Excerpts from an interface dataset:
····················

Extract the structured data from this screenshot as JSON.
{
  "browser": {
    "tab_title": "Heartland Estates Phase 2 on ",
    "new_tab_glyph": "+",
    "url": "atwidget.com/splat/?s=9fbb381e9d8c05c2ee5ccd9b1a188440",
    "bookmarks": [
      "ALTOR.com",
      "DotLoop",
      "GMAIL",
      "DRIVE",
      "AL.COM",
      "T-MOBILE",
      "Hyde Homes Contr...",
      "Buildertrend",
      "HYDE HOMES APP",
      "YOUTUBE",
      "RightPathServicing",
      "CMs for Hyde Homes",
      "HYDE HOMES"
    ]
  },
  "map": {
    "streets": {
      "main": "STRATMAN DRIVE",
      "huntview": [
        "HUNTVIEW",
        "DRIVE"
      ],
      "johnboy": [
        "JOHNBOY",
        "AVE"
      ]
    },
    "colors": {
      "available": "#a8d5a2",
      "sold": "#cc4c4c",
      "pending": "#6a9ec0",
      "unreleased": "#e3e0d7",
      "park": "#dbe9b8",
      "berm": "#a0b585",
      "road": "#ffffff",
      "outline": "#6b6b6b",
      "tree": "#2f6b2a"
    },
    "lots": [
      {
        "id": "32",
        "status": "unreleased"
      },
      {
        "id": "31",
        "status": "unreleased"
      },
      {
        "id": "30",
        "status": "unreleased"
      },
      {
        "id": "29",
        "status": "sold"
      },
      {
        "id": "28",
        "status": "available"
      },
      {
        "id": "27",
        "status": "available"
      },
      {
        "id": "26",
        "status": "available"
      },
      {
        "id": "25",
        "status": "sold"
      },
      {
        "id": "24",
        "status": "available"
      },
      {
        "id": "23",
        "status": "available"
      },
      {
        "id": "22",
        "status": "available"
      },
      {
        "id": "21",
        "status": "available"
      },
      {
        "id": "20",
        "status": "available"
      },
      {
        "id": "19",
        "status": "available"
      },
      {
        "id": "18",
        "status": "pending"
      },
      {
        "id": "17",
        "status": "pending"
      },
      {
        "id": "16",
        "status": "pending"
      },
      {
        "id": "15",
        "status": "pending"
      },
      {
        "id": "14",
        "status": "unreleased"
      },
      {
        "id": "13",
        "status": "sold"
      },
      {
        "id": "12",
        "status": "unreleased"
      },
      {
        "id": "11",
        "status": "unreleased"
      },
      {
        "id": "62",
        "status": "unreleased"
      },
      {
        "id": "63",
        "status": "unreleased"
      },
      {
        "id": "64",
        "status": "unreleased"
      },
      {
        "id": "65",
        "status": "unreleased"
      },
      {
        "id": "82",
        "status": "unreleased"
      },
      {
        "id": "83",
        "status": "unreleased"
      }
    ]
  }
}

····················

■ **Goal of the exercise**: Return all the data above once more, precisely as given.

■ **Answer box**:
Extract the structured data from this screenshot as JSON.
{
  "browser": {
    "tab_title": "Heartland Estates Phase 2 on ",
    "new_tab_glyph": "+",
    "url": "atwidget.com/splat/?s=9fbb381e9d8c05c2ee5ccd9b1a188440",
    "bookmarks": [
      "ALTOR.com",
      "DotLoop",
      "GMAIL",
      "DRIVE",
      "AL.COM",
      "T-MOBILE",
      "Hyde Homes Contr...",
      "Buildertrend",
      "HYDE HOMES APP",
      "YOUTUBE",
      "RightPathServicing",
      "CMs for Hyde Homes",
      "HYDE HOMES"
    ]
  },
  "map": {
    "streets": {
      "main": "STRATMAN DRIVE",
      "huntview": [
        "HUNTVIEW",
        "DRIVE"
      ],
      "johnboy": [
        "JOHNBOY",
        "AVE"
      ]
    },
    "colors": {
      "available": "#a8d5a2",
      "sold": "#cc4c4c",
      "pending": "#6a9ec0",
      "unreleased": "#e3e0d7",
      "park": "#dbe9b8",
      "berm": "#a0b585",
      "road": "#ffffff",
      "outline": "#6b6b6b",
      "tree": "#2f6b2a"
    },
    "lots": [
      {
        "id": "32",
        "status": "unreleased"
      },
      {
        "id": "31",
        "status": "unreleased"
      },
      {
        "id": "30",
        "status": "unreleased"
      },
      {
        "id": "29",
        "status": "sold"
      },
      {
        "id": "28",
        "status": "available"
      },
      {
        "id": "27",
        "status": "available"
      },
      {
        "id": "26",
        "status": "available"
      },
      {
        "id": "25",
        "status": "sold"
      },
      {
        "id": "24",
        "status": "available"
      },
      {
        "id": "23",
        "status": "available"
      },
      {
        "id": "22",
        "status": "available"
      },
      {
        "id": "21",
        "status": "available"
      },
      {
        "id": "20",
        "status": "available"
      },
      {
        "id": "19",
        "status": "available"
      },
      {
        "id": "18",
        "status": "pending"
      },
      {
        "id": "17",
        "status": "pending"
      },
      {
        "id": "16",
        "status": "pending"
      },
      {
        "id": "15",
        "status": "pending"
      },
      {
        "id": "14",
        "status": "unreleased"
      },
      {
        "id": "13",
        "status": "sold"
      },
      {
        "id": "12",
        "status": "unreleased"
      },
      {
        "id": "11",
        "status": "unreleased"
      },
      {
        "id": "62",
        "status": "unreleased"
      },
      {
        "id": "63",
        "status": "unreleased"
      },
      {
        "id": "64",
        "status": "unreleased"
      },
      {
        "id": "65",
        "status": "unreleased"
      },
      {
        "id": "82",
        "status": "unreleased"
      },
      {
        "id": "83",
        "status": "unreleased"
      }
    ]
  }
}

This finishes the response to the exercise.